"Mmm. Whatever, I'm glad he cast no long shadow over your wedding day."
"So am I. Oh, Sebastian, you can't know how glad!"
That potent anxiety off her mind, Marianne favored her fiancé with a radiant smile. For the remainder of the day, she wore her happiness like a stylish, revealing garment.
Having excused himself shortly afterwards, Sebastian departed, leaving Naomi and Marianne planning the dinner, ordering flowers, and chatting excitedly.
Bianca opened her door to admit the man she had not expected to see of a Sunday morning. "Come in," she invited, smiling warmly. "Would you join me in taking coffee?"
"Not today, Bianca. I've come to tell you what my other friends and associates won't learn until tomorrow. I'm exquisitely conscious that I owe you a debt I wish I could find a way to pay. Let me assure you that I value your friendship more than ever, since this news might come as a bit of a shock. I'm getting married this afternoon. I came to tell you in person, wanting to avoid your hearing the news second-hand."
"You're getting married, Sebastian? You, of all men?" Long-lashed, limpid blue-green eyes widened in stunned disbelief. Belatedly, the socialite achieved a smile only a shade forced. "My word and honor, first an end to the war, and now this! My nerves aren't what they used to be, I'm afraid. What a way to react! I'm ashamed of myself. Congratulations! I wish you total happiness."
Drawing the buxom woman against his chest, Sebastian held her there. "I thank you," he assured her softly. "Bianca, if there's ever anything I can do for you, just ask."
"I'll miss our outings, old friend. I was enjoying my stint as an actress. Well! We neither of us are getting any younger, and one does grow a bit wishful for comfortable, secure companionship, at some point. Or at least--a man does. He can expect all he wants of that out of marriage. I'm not sure I'll ever find myself able to face a repeat effort of selling myself into bondage--bear with sharp curtailment of my freedom and unending dreary boredom, in return for financial security, an occasional night out, and once in a great while, the company of my husband of an evening. Not even when I stare through the impending gloom to catch a glimpse of lonely old age."
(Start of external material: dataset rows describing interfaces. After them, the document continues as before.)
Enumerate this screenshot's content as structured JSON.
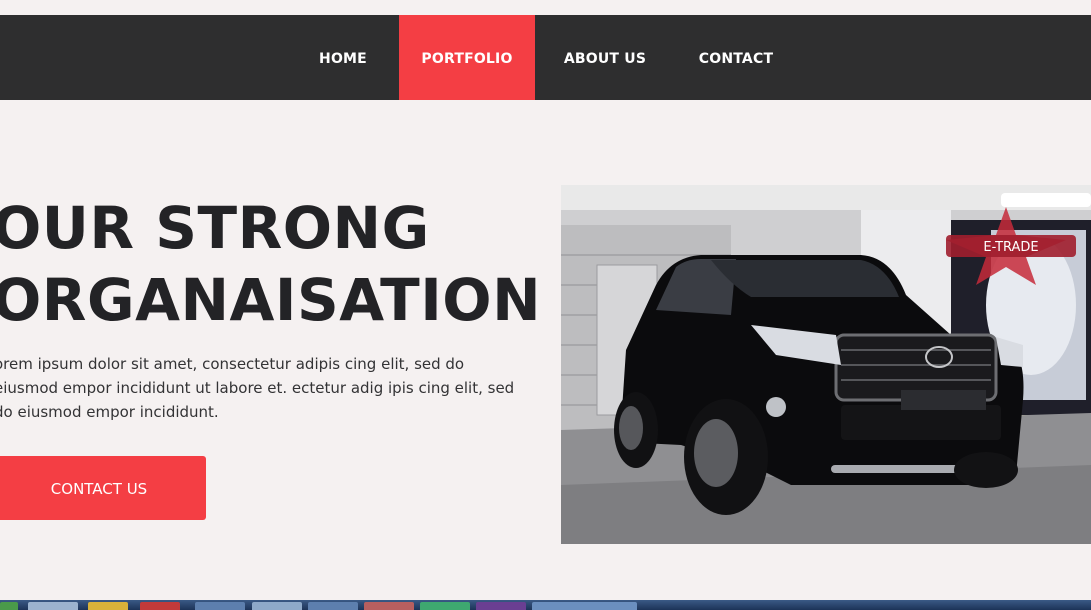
{
  "nav": {
    "items": [
      {
        "label": "HOME",
        "active": false
      },
      {
        "label": "PORTFOLIO",
        "active": true
      },
      {
        "label": "ABOUT US",
        "active": false
      },
      {
        "label": "CONTACT",
        "active": false
      }
    ]
  },
  "hero": {
    "title_line1": "OUR STRONG",
    "title_line2": "ORGANAISATION",
    "body": "orem ipsum dolor sit amet, consectetur adipis cing elit, sed do eiusmod empor incididunt ut labore et. ectetur adig ipis cing elit, sed do eiusmod empor incididunt.",
    "button_label": "CONTACT US"
  },
  "photo": {
    "subject": "black SUV in garage",
    "logo_text": "E-TRADE"
  },
  "colors": {
    "accent": "#f43e44",
    "nav_bg": "#2e2e2f",
    "page_bg": "#f5f1f1",
    "heading": "#232326"
  },
  "taskbar": {
    "icons": [
      "start-orb-icon",
      "folder-icon",
      "chrome-icon",
      "media-icon",
      "app-icon",
      "window-icon",
      "browser-icon",
      "network-icon",
      "editor-icon",
      "explorer-icon",
      "skype-icon"
    ]
  }
}
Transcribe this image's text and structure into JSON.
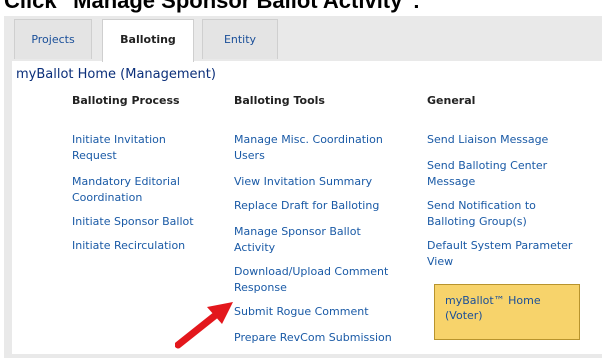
{
  "caption": "Click \"Manage Sponsor Ballot Activity\":",
  "tabs": [
    {
      "label": "Projects"
    },
    {
      "label": "Balloting"
    },
    {
      "label": "Entity"
    }
  ],
  "page_title": "myBallot Home (Management)",
  "columns": {
    "process": {
      "heading": "Balloting Process",
      "links": [
        "Initiate Invitation Request",
        "Mandatory Editorial Coordination",
        "Initiate Sponsor Ballot",
        "Initiate Recirculation"
      ]
    },
    "tools": {
      "heading": "Balloting Tools",
      "links": [
        "Manage Misc. Coordination Users",
        "View Invitation Summary",
        "Replace Draft for Balloting",
        "Manage Sponsor Ballot Activity",
        "Download/Upload Comment Response",
        "Submit Rogue Comment",
        "Prepare RevCom Submission"
      ]
    },
    "general": {
      "heading": "General",
      "links": [
        "Send Liaison Message",
        "Send Balloting Center Message",
        "Send Notification to Balloting Group(s)",
        "Default System Parameter View"
      ]
    }
  },
  "voter_box": "myBallot™ Home (Voter)",
  "colors": {
    "link": "#1a5aa6",
    "arrow": "#e3171c",
    "voter_box": "#f7d36b"
  },
  "icons": [
    "red-arrow-icon"
  ]
}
"Marriage doesn't have to be what yours was, Bianca!"
"No, it could be even worse, but hardly better. What I want, women don't often find in Columbia, Sebastian. And thanks to your taking me in hand nine Earthyears ago and teaching me how to manage my dead husband's property--how to achieve and retain financial independence--I feel no need to put all I've gained to fearful risk. No, that's not the right word. I'd be tossing it all away--selling myself into bondage anew."